EXERCISE GOAL: In the entries below, find each line with the word "Lexir" and pull it out.
-----
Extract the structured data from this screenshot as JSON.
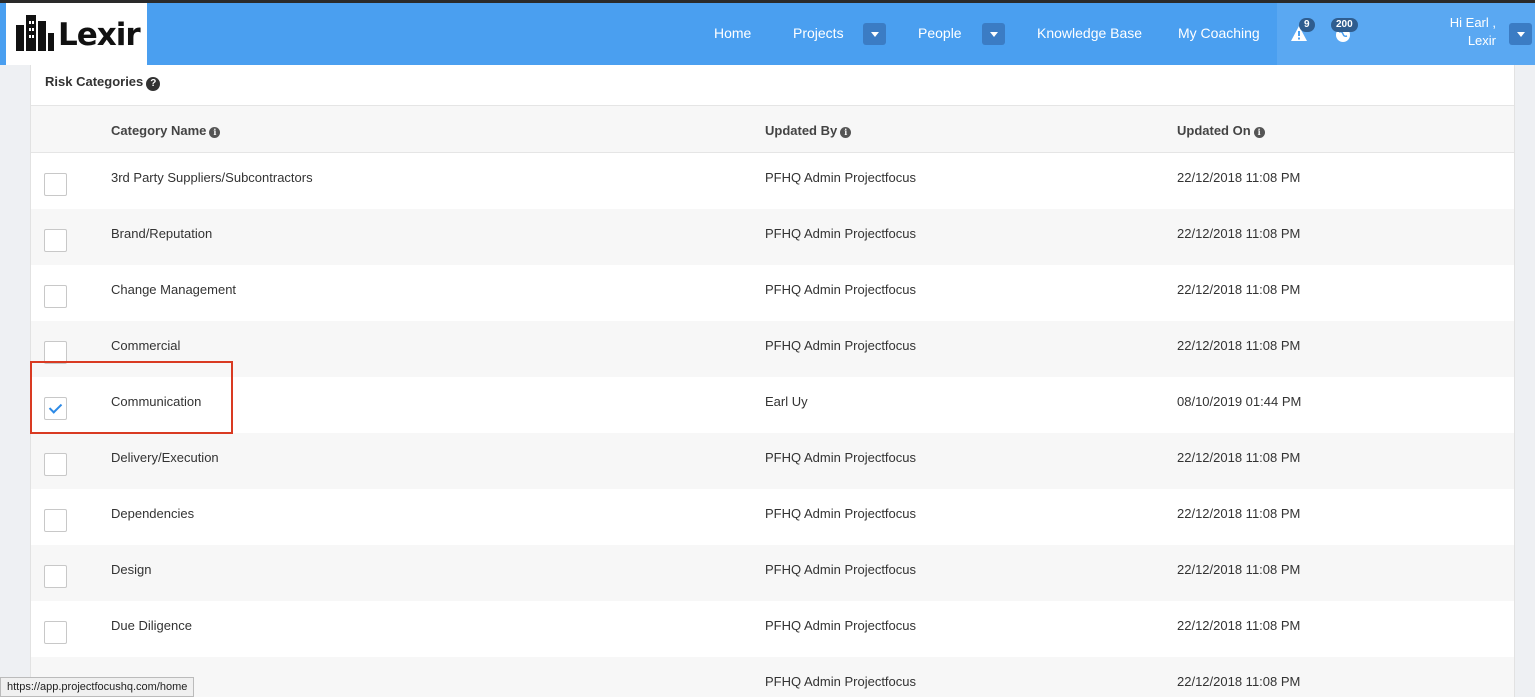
{
  "brand": {
    "logo_text": "Lexir"
  },
  "nav": {
    "home": "Home",
    "projects": "Projects",
    "people": "People",
    "knowledge_base": "Knowledge Base",
    "my_coaching": "My Coaching",
    "alerts_count": "9",
    "notifications_count": "200",
    "greeting_line1": "Hi Earl ,",
    "greeting_line2": "Lexir"
  },
  "panel": {
    "title": "Risk Categories",
    "columns": {
      "name": "Category Name",
      "updated_by": "Updated By",
      "updated_on": "Updated On"
    },
    "rows": [
      {
        "name": "3rd Party Suppliers/Subcontractors",
        "updated_by": "PFHQ Admin Projectfocus",
        "updated_on": "22/12/2018 11:08 PM",
        "checked": false
      },
      {
        "name": "Brand/Reputation",
        "updated_by": "PFHQ Admin Projectfocus",
        "updated_on": "22/12/2018 11:08 PM",
        "checked": false
      },
      {
        "name": "Change Management",
        "updated_by": "PFHQ Admin Projectfocus",
        "updated_on": "22/12/2018 11:08 PM",
        "checked": false
      },
      {
        "name": "Commercial",
        "updated_by": "PFHQ Admin Projectfocus",
        "updated_on": "22/12/2018 11:08 PM",
        "checked": false
      },
      {
        "name": "Communication",
        "updated_by": "Earl Uy",
        "updated_on": "08/10/2019 01:44 PM",
        "checked": true
      },
      {
        "name": "Delivery/Execution",
        "updated_by": "PFHQ Admin Projectfocus",
        "updated_on": "22/12/2018 11:08 PM",
        "checked": false
      },
      {
        "name": "Dependencies",
        "updated_by": "PFHQ Admin Projectfocus",
        "updated_on": "22/12/2018 11:08 PM",
        "checked": false
      },
      {
        "name": "Design",
        "updated_by": "PFHQ Admin Projectfocus",
        "updated_on": "22/12/2018 11:08 PM",
        "checked": false
      },
      {
        "name": "Due Diligence",
        "updated_by": "PFHQ Admin Projectfocus",
        "updated_on": "22/12/2018 11:08 PM",
        "checked": false
      },
      {
        "name": "",
        "updated_by": "PFHQ Admin Projectfocus",
        "updated_on": "22/12/2018 11:08 PM",
        "checked": false
      }
    ]
  },
  "statusbar": {
    "url": "https://app.projectfocushq.com/home"
  },
  "colors": {
    "topbar": "#4a9ff0",
    "highlight": "#d93a22",
    "check": "#2d8ae6"
  }
}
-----
WRITTEN ANSWER:
    "logo_text": "Lexir"
    "greeting_line2": "Lexir"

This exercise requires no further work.